[Element data from apps and pages]
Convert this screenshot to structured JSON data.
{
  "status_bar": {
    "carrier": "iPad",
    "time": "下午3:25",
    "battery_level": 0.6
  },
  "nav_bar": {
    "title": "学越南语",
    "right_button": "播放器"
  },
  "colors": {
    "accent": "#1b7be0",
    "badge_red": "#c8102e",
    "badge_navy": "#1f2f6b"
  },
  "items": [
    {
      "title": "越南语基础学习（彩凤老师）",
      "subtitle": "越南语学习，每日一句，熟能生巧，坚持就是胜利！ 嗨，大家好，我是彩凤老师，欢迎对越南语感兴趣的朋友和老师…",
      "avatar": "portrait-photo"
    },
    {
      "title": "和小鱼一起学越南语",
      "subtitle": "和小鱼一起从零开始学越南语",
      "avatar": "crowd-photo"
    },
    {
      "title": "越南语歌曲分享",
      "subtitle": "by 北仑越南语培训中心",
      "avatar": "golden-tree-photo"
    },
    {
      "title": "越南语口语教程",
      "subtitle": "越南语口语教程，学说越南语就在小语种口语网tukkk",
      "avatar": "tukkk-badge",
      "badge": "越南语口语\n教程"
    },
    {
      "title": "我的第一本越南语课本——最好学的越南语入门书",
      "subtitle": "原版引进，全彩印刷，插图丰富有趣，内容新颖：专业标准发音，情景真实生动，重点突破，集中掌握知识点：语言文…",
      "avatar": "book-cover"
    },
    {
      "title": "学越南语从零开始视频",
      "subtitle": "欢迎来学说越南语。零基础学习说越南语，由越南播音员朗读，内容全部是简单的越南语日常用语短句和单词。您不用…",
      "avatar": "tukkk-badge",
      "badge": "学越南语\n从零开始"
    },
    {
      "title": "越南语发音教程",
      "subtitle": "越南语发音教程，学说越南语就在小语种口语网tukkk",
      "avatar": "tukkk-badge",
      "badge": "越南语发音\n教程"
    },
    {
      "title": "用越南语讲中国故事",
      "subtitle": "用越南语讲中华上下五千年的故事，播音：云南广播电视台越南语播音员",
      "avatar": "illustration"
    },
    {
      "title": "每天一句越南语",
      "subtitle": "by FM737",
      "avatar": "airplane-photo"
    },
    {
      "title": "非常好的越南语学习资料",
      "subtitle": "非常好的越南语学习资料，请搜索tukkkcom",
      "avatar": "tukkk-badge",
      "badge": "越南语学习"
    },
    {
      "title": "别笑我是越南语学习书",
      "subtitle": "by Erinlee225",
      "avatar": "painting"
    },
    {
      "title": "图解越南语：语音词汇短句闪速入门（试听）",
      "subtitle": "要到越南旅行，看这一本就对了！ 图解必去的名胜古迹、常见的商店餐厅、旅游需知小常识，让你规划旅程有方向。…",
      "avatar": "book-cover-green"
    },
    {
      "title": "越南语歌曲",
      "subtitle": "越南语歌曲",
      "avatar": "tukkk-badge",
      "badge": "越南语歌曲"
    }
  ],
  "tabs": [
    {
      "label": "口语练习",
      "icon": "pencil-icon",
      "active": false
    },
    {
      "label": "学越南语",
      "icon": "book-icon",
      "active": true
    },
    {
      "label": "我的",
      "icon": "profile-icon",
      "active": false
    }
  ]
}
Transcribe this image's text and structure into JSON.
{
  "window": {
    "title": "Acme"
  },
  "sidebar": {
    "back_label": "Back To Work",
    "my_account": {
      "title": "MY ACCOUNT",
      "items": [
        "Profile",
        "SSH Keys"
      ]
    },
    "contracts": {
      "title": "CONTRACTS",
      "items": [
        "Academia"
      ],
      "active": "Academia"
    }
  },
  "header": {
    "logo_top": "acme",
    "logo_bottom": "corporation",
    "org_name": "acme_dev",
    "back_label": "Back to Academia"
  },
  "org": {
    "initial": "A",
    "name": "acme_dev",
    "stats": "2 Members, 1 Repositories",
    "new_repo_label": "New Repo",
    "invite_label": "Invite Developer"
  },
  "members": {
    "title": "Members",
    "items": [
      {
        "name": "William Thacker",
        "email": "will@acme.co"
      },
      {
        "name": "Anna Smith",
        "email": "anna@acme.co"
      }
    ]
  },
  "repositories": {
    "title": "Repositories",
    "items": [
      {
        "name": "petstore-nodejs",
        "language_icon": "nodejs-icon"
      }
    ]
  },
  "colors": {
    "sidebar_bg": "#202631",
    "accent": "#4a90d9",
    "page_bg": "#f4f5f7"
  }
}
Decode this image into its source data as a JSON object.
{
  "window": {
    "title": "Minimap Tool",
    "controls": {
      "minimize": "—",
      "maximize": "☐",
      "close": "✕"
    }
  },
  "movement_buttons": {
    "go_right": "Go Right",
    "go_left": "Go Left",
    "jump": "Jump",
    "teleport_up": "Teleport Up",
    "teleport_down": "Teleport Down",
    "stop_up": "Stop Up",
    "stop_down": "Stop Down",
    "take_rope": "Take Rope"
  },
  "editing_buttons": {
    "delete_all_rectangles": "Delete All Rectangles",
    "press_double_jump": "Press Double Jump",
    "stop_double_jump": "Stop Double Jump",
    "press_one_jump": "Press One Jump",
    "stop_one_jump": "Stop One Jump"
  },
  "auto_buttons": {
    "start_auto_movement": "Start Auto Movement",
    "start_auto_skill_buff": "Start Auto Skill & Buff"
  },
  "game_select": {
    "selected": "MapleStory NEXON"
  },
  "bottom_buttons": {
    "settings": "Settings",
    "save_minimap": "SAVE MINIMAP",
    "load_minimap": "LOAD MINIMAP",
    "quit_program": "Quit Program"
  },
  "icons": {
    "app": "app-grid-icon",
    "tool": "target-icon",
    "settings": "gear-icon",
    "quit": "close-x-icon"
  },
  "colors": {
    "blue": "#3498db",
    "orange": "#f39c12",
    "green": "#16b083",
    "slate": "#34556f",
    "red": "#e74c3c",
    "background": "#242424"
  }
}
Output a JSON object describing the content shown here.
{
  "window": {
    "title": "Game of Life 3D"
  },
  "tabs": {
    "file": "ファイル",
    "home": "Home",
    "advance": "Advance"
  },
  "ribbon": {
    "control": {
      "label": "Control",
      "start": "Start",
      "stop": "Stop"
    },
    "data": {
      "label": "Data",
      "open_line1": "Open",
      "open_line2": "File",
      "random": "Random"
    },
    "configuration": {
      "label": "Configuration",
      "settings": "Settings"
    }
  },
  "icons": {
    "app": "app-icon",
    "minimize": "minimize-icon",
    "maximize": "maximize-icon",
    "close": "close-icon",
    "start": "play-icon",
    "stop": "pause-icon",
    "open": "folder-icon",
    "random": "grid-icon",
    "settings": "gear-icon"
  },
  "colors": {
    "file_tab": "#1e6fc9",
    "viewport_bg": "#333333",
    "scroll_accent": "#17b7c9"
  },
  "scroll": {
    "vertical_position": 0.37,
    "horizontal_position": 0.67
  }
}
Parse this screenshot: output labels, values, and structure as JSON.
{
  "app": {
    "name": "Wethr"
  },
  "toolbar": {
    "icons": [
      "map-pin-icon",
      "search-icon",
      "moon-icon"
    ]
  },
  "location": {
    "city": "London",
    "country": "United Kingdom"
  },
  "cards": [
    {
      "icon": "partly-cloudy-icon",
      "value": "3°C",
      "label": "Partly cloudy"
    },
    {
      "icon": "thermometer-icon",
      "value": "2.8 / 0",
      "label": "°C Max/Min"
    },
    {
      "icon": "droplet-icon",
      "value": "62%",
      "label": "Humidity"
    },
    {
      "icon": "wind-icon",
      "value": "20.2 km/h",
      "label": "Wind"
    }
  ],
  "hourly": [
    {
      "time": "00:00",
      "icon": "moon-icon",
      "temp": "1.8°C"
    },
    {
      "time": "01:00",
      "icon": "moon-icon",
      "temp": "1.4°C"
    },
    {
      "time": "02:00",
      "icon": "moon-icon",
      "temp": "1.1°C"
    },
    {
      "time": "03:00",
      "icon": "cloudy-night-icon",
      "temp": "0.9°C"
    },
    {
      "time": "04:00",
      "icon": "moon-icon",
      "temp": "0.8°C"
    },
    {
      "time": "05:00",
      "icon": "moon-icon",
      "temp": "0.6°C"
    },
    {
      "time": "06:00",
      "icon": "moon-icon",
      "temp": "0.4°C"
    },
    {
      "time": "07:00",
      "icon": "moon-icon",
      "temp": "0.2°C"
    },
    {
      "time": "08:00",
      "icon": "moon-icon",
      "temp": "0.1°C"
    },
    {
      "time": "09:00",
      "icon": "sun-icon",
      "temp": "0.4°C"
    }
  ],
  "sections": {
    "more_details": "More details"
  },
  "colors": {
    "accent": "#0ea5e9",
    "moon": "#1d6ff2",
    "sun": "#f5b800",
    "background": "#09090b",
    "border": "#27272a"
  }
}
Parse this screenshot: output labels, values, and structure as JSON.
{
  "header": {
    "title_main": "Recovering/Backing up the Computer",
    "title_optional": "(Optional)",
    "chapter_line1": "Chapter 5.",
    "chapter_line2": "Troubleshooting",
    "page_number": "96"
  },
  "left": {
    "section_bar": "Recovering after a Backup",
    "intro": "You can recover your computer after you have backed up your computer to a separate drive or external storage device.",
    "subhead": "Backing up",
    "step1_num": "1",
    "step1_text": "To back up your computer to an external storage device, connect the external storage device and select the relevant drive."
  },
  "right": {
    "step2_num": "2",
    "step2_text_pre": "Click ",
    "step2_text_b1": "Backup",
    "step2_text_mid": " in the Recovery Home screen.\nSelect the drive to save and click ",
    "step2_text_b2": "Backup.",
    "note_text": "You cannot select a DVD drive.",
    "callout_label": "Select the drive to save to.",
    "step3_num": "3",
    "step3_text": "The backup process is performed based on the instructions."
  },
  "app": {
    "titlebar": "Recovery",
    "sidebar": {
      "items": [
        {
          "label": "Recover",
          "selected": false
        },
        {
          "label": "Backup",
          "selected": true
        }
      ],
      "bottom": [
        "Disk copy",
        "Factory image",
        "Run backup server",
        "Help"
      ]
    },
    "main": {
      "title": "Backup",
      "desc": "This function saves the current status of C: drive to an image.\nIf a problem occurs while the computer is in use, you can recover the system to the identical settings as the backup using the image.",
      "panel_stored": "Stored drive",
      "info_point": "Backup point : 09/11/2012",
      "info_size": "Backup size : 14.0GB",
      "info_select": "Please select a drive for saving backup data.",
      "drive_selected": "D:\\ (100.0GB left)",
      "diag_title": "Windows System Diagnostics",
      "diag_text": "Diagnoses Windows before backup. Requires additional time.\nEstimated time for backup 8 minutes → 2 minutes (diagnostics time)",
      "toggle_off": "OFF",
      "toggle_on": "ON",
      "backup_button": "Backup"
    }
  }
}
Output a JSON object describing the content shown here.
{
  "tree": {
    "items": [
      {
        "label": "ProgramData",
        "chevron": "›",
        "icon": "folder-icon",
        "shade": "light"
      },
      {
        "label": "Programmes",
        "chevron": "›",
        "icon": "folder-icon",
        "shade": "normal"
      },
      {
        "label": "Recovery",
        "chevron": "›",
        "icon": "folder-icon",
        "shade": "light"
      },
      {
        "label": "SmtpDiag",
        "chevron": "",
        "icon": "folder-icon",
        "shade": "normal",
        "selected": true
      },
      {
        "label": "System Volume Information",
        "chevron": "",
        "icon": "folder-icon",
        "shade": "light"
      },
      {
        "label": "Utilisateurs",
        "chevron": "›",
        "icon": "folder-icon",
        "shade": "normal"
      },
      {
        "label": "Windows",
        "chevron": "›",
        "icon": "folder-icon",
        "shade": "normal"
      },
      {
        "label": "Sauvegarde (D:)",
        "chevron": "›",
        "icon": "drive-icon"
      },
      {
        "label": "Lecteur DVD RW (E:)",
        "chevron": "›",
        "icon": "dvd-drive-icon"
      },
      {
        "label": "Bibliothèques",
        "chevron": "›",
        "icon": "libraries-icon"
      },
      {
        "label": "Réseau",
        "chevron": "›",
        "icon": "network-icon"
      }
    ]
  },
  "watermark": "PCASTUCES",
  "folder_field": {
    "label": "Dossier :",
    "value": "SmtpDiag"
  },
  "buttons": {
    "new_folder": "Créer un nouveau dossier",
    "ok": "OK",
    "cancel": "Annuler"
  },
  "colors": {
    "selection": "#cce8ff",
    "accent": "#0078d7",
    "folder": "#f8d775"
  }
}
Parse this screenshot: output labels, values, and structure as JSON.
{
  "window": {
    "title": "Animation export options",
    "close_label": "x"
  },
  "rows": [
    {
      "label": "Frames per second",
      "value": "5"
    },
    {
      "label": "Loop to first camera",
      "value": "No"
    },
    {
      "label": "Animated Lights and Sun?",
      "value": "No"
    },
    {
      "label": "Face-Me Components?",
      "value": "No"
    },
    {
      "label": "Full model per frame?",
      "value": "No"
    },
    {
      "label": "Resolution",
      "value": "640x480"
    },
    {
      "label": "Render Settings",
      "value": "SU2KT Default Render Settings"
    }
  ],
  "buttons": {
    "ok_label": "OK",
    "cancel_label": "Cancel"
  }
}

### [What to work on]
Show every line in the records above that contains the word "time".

### [Answer for the task]
    "time": "下午3:25",
      "time": "00:00",
      "time": "01:00",
      "time": "02:00",
      "time": "03:00",
      "time": "04:00",
      "time": "05:00",
      "time": "06:00",
      "time": "07:00",
      "time": "08:00",
      "time": "09:00",
      "diag_text": "Diagnoses Windows before backup. Requires additional time.\nEstimated time for backup 8 minutes → 2 minutes (diagnostics time)",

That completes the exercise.